Challenging The Self: How The Leader Must Change

Before we can reconnect to, internalize, or integrate something with which we were originally fused, we must first distinguish ourselves from it
(Kegan, 1994)

As leaders, we have a vital role to play within organisations, enabling the best from every individual we work with and creating a structure within which all can thrive. We all, of course, bring our experiences and attitudes to our working life, and the way we have been shaped will impact upon the type of leader we are. However, this does not have to be a fixed or static situation, and it is possible – although not always easy – to transform our consciousness and develop a more effective and holistic method of leadership that is in line with an Equality-based perspective.

Learning to overcome experience and develop a new and healthier way of perceiving the world can only be a good thing, but it is not necessarily a painless process. Analysing our stories can challenge and stretch us, but this can present an opportunity for growth unlike any other – and the potential that it can unlock, for our personal lives as well as our business interactions, is almost impossible to imagine.

Re-Creating Yourself As A New Leader

Any kind of self development that leads to a clearer knowledge of the attitudes and values that shape us can be uncomfortable and difficult. Asking yourself the following questions could help you to discover areas in which you could benefit from some deeper work, and to identify the ways you may be restricting your business without realising it.

  • Am I living as the most authentic version of myself?
  • Do my behaviours and the attitudes I display reflect my own true nature?
  • Are there contradictions in the way I act that create conflicts within my personal and working life?
  • What are the forces that are pushing me to act in the ways that I do?
  • Am I stuck in a rut, giving and receiving the same as I always have?
  • Am I open to change?


The last of these questions may be the most crucial, and it is important that, whatever result you are hoping for, you are ready to implement the changes that will lead you to it. In In Over Our Heads (1994), Robert Kegan argues that conflict precedes resolution – we must look critically at what is informing our actions and consider a radical shift to a worldview that can sustain change and growth on a much deeper level.
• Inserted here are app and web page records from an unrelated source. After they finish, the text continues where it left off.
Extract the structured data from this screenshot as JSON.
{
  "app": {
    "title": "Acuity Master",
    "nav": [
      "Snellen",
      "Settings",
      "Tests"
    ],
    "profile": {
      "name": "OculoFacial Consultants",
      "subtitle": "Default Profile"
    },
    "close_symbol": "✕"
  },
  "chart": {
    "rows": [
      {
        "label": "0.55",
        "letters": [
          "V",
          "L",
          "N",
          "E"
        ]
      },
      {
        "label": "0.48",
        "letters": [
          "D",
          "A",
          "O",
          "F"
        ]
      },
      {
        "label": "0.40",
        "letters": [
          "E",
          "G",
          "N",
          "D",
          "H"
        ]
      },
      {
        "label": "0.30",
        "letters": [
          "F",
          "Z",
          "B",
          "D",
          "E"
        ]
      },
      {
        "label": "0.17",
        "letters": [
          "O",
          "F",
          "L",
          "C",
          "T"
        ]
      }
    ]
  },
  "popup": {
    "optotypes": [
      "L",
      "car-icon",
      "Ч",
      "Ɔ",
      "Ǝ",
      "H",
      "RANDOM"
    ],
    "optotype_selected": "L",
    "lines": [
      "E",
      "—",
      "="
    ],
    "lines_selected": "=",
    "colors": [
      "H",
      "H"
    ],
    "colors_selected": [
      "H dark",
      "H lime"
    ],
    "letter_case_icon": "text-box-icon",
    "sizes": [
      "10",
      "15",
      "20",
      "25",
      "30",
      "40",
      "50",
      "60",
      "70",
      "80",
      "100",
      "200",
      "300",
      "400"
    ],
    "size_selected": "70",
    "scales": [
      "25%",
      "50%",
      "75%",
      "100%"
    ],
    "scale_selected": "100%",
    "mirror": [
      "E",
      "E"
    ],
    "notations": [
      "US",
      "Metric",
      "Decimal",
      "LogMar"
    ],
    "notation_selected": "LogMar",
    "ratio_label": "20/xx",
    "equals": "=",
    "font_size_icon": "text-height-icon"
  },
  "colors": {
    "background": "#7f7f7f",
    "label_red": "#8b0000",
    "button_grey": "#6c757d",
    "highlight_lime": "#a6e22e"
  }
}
Moving through the process of informed change necessarily leads us to evolve to a different way of thinking, transcending the barriers to growth that we place upon ourselves. This shift from informational learning is the key to real change, and Kegan argues that it can only occur when we develop the ability to step back, taking an objective view that allows us to reflect on that which is taken for granted and see things from a different perspective. This is a complex process, and an experienced coach is an invaluable ally as you move in this direction.

Your Business, Re-Framed
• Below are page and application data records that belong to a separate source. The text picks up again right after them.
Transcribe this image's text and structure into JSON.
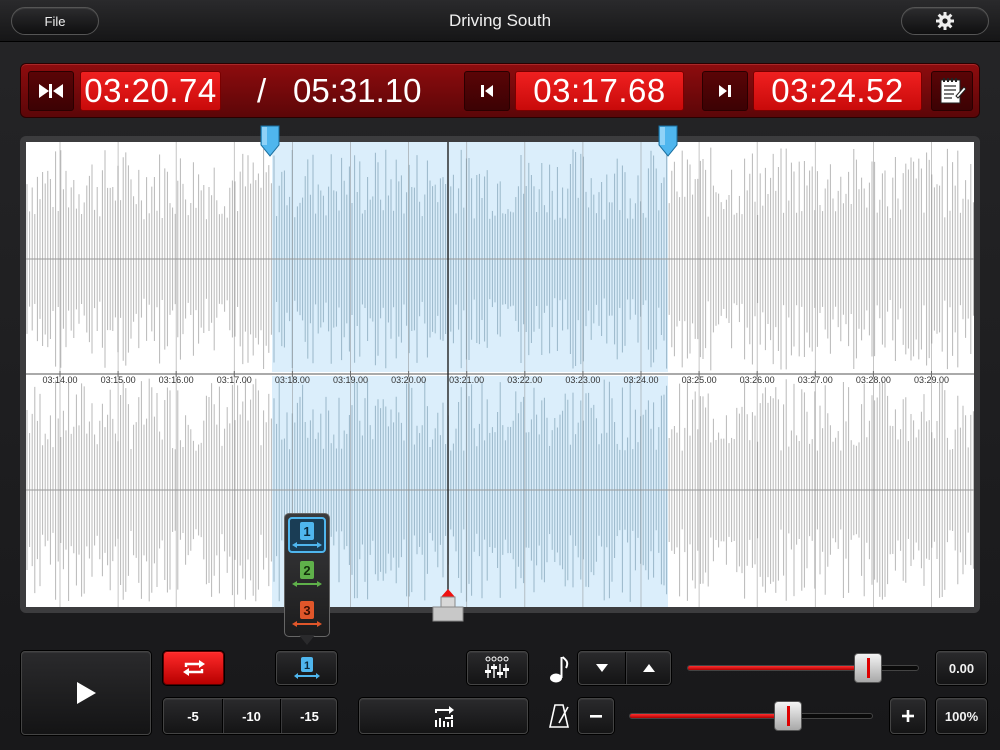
{
  "titlebar": {
    "file_label": "File",
    "title": "Driving South",
    "settings_icon": "gear-icon"
  },
  "time": {
    "current": "03:20.74",
    "separator": "/",
    "total": "05:31.10",
    "loop_start": "03:17.68",
    "loop_end": "03:24.52"
  },
  "waveform": {
    "time_labels": [
      "03:14.00",
      "03:15.00",
      "03:16.00",
      "03:17.00",
      "03:18.00",
      "03:19.00",
      "03:20.00",
      "03:21.00",
      "03:22.00",
      "03:23.00",
      "03:24.00",
      "03:25.00",
      "03:26.00",
      "03:27.00",
      "03:28.00",
      "03:29.00"
    ],
    "colors": {
      "selection": "#dbeefb",
      "wave": "#b8b8b8",
      "selected_wave": "#9ab7c9"
    }
  },
  "controls": {
    "skip_back": [
      "-5",
      "-10",
      "-15"
    ],
    "pitch_value": "0.00",
    "tempo_value": "100%",
    "loop_slots": [
      "1",
      "2",
      "3"
    ],
    "pitch_level": 0.78,
    "tempo_level": 0.65
  },
  "colors": {
    "accent_red": "#e51616",
    "panel_red": "#8e0c0e",
    "marker_blue": "#4fb6ee"
  }
}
Kieth Deats is a specialist in Equality-Based Practice and has committed his lifetime’s work and doctoral practice study to addressing equality at every level of society as a practitioner. He is driven to enable this with individuals, teams and leaders. He currently partners with peer practitioners and entrepreneurs, working to develop frameworks that introduce and integrate Equality-Based practices and management actions to update and evolve their enterprises. The goal is to sustain and increase rates of growth, with a determination to see each other’s success and the wellbeing of leaders and their organisations as a priority for Modern Enterprise.
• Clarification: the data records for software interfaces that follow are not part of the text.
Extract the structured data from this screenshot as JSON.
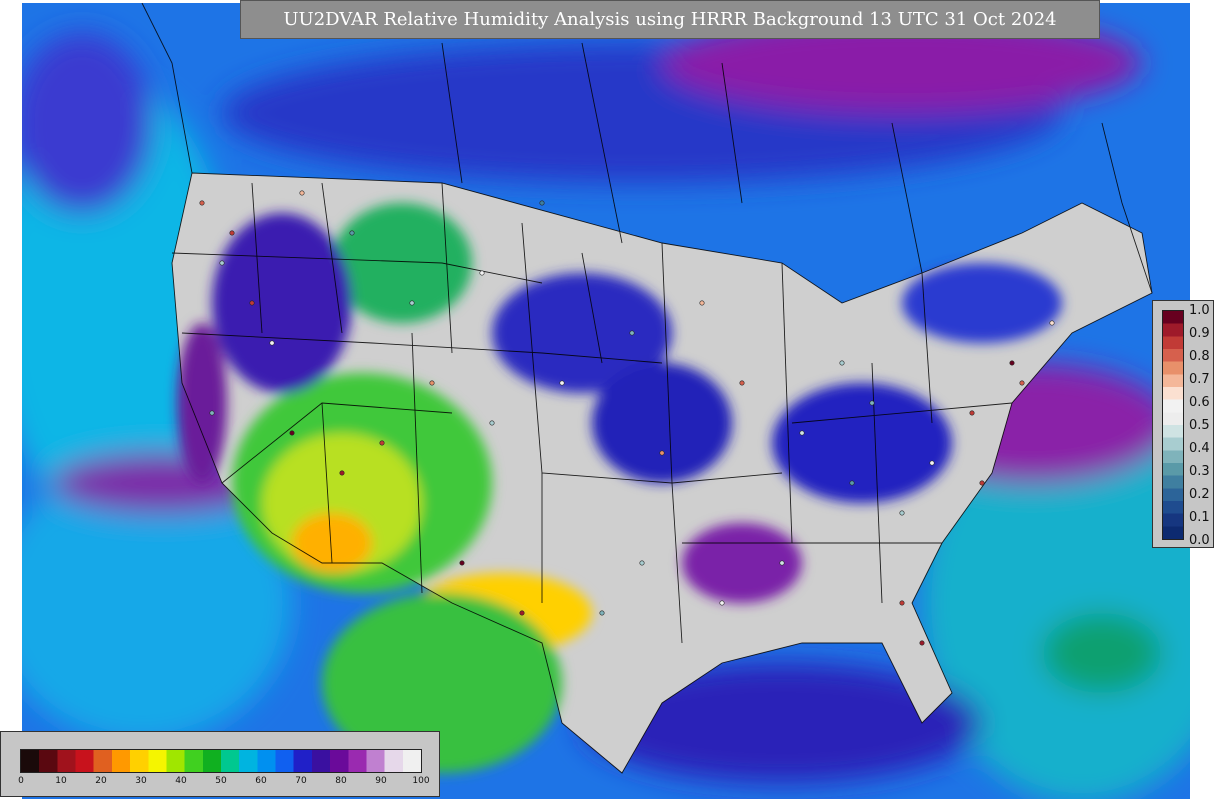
{
  "title": "UU2DVAR Relative Humidity Analysis using HRRR Background 13 UTC 31 Oct 2024",
  "obs_colorbar": {
    "ticks": [
      "1.0",
      "0.9",
      "0.8",
      "0.7",
      "0.6",
      "0.5",
      "0.4",
      "0.3",
      "0.2",
      "0.1",
      "0.0"
    ],
    "colors_top_to_bottom": [
      "#67001f",
      "#9e1a2a",
      "#c13b36",
      "#d6604d",
      "#e8906a",
      "#f4b799",
      "#fbe0d1",
      "#f2f2f2",
      "#ededed",
      "#cfe3e3",
      "#a8cdd0",
      "#7fb3bb",
      "#5a9aa8",
      "#3f7fa0",
      "#2c6499",
      "#1f4c8f",
      "#163680",
      "#0d2a70"
    ]
  },
  "rh_colorbar": {
    "ticks": [
      "0",
      "10",
      "20",
      "30",
      "40",
      "50",
      "60",
      "70",
      "80",
      "90",
      "100"
    ],
    "colors": [
      "#1a0a0a",
      "#5a0810",
      "#a0121c",
      "#c8121c",
      "#e06020",
      "#ff9900",
      "#ffd000",
      "#f5f500",
      "#a0e600",
      "#40d020",
      "#10b020",
      "#00c890",
      "#00b4e0",
      "#0090f0",
      "#1060f0",
      "#2020c8",
      "#3a10a0",
      "#6a0a9a",
      "#9a2ab0",
      "#c080d0",
      "#e6d8ea",
      "#f0f0f0"
    ]
  }
}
Kieth is available to give talks, and enable the design and implementation of Equality-Based Practices in your own settings, and is contactable via